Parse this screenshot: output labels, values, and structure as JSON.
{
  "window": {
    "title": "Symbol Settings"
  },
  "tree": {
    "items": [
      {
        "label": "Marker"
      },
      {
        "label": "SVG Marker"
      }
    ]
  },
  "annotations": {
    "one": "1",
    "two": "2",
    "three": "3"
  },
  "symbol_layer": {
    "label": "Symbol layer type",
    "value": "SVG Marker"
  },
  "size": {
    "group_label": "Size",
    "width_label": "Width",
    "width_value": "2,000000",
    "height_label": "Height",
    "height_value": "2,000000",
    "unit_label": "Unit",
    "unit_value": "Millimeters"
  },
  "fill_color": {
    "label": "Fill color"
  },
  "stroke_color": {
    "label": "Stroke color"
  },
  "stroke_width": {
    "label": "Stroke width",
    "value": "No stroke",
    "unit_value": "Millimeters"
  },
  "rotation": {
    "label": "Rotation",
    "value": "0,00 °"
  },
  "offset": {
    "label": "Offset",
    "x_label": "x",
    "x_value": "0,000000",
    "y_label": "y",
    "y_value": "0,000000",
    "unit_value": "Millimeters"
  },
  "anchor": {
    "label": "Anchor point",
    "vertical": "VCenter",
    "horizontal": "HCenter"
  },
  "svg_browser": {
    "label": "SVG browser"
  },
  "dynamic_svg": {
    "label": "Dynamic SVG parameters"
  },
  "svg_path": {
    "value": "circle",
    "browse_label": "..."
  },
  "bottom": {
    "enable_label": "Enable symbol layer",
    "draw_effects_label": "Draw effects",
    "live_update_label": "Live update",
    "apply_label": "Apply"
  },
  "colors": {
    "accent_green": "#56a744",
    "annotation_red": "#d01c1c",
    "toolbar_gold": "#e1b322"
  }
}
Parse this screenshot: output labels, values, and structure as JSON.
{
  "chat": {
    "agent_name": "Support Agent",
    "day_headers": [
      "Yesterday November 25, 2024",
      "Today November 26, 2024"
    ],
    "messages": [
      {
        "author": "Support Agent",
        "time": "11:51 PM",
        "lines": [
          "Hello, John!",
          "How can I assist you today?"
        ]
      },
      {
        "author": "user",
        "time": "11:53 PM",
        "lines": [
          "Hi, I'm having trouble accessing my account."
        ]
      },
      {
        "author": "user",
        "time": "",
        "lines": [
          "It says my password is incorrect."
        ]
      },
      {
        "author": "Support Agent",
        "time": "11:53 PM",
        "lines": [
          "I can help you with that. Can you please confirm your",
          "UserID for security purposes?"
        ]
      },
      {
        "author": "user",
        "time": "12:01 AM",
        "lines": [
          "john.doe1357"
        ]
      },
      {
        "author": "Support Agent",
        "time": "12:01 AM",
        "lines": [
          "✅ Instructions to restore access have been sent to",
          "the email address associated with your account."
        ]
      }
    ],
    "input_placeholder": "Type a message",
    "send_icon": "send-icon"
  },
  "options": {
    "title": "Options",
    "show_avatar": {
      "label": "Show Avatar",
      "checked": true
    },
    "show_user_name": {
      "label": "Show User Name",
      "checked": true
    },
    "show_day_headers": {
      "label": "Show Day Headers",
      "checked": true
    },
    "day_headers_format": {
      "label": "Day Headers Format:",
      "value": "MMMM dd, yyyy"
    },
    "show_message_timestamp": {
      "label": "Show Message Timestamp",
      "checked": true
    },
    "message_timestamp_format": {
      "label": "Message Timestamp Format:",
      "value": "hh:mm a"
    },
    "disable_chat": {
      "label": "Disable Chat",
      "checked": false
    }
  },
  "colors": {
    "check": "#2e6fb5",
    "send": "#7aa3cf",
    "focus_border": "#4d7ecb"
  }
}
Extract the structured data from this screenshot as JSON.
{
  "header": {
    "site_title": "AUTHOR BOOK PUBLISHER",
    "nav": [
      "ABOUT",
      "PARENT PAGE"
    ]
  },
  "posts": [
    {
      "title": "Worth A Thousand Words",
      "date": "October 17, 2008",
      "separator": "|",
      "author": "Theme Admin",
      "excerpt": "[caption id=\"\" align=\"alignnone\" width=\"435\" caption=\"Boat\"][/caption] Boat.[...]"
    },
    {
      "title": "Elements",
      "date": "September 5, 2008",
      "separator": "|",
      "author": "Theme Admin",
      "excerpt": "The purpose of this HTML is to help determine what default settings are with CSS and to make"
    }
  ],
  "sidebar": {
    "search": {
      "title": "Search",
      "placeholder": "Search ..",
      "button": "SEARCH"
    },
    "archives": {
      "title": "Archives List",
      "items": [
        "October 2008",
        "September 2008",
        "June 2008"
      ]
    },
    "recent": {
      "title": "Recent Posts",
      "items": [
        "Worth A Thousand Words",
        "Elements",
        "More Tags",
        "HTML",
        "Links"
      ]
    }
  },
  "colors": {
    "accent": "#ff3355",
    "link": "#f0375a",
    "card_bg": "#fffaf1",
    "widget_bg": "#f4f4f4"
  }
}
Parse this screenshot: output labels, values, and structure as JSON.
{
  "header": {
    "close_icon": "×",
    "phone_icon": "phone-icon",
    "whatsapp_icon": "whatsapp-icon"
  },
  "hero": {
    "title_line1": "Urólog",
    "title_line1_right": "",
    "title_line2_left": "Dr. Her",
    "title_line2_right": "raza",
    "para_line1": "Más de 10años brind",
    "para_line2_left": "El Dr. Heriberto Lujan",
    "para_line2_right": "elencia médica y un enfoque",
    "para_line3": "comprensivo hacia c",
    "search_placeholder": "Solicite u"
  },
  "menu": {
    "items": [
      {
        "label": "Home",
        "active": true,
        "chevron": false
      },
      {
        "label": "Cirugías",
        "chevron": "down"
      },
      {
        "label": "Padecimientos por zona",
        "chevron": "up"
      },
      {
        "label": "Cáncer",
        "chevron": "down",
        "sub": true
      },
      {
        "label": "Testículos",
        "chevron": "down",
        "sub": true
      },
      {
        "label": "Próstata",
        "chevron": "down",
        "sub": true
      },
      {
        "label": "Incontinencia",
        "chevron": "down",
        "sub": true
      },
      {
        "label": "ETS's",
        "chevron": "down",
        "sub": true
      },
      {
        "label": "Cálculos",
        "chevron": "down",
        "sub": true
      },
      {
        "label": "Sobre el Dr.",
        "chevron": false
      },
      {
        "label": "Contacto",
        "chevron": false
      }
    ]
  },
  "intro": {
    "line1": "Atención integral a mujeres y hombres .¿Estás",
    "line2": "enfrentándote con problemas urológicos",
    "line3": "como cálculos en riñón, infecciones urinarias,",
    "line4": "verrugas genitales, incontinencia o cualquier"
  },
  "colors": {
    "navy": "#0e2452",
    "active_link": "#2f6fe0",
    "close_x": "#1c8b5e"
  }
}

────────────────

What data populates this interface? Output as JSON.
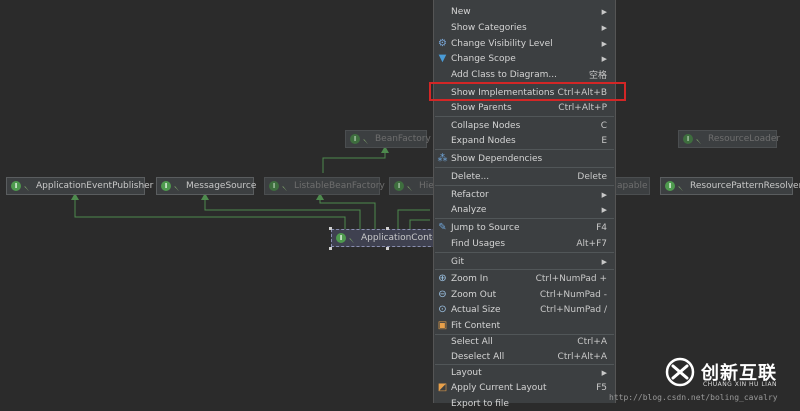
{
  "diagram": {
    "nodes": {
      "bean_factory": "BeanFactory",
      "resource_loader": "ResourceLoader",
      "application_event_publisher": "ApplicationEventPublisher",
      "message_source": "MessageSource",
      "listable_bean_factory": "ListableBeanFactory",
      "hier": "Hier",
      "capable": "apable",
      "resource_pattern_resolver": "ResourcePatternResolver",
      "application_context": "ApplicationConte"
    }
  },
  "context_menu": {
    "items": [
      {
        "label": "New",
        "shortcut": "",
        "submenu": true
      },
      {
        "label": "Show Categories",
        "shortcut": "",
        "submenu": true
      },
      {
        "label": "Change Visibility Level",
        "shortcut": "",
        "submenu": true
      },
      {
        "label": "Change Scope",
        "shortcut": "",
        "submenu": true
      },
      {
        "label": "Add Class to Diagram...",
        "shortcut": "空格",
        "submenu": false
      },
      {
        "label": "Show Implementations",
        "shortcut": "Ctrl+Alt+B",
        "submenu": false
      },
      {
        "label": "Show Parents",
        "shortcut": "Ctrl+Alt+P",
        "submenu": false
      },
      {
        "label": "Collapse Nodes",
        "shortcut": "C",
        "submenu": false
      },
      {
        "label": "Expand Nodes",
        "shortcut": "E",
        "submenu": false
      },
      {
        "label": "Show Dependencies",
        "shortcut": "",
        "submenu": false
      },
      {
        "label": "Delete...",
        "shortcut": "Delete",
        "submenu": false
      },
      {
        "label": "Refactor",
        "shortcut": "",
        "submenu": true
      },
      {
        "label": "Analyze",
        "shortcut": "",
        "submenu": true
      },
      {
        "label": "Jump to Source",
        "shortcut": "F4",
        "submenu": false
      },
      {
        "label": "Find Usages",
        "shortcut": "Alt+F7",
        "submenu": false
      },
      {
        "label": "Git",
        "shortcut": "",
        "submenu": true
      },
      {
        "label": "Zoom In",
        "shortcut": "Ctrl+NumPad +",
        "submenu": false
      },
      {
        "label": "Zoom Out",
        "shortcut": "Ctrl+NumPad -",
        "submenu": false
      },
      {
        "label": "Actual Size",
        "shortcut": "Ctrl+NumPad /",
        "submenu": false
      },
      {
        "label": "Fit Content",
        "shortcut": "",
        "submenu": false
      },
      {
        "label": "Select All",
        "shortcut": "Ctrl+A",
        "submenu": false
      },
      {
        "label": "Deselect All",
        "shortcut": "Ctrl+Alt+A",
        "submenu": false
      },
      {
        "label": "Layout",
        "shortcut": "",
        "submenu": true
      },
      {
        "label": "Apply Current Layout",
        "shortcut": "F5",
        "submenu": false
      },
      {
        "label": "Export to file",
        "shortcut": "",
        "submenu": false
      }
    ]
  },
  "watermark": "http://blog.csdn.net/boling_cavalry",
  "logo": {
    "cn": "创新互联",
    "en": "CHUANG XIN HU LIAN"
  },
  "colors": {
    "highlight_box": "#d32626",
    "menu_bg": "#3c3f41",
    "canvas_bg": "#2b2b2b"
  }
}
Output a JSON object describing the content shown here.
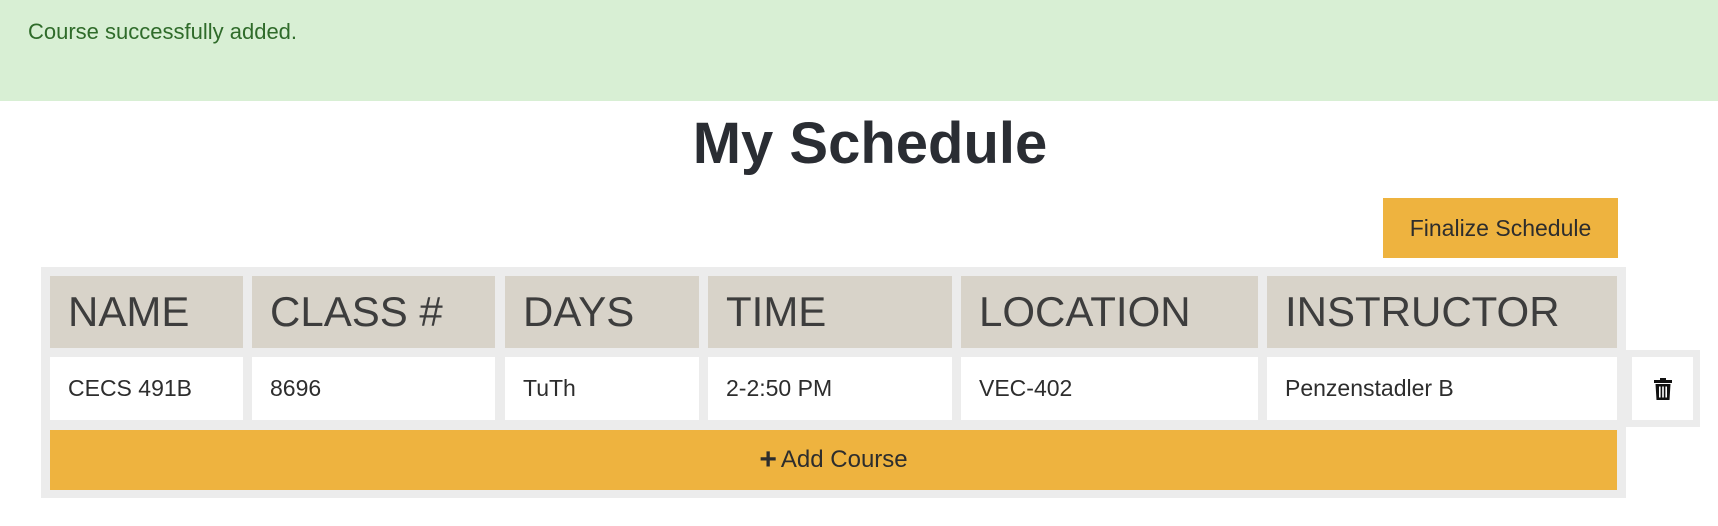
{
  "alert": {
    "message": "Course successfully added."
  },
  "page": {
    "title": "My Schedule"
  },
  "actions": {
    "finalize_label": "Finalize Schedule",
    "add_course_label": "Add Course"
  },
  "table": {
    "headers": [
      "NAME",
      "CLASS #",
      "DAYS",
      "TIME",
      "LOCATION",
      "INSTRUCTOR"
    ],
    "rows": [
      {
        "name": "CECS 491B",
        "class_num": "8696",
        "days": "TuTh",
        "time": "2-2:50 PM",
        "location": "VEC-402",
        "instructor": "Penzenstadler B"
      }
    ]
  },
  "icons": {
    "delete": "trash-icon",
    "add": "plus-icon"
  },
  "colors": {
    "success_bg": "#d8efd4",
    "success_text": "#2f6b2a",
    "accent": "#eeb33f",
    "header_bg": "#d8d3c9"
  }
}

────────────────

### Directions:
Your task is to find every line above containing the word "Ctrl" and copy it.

### Your response:
        "shortcut": "Ctrl+Alt+B",
        "shortcut": "Ctrl+Alt+P",
        "shortcut": "Ctrl+NumPad +",
        "shortcut": "Ctrl+NumPad -",
        "shortcut": "Ctrl+NumPad /",
        "shortcut": "Ctrl+A",
        "shortcut": "Ctrl+Alt+A",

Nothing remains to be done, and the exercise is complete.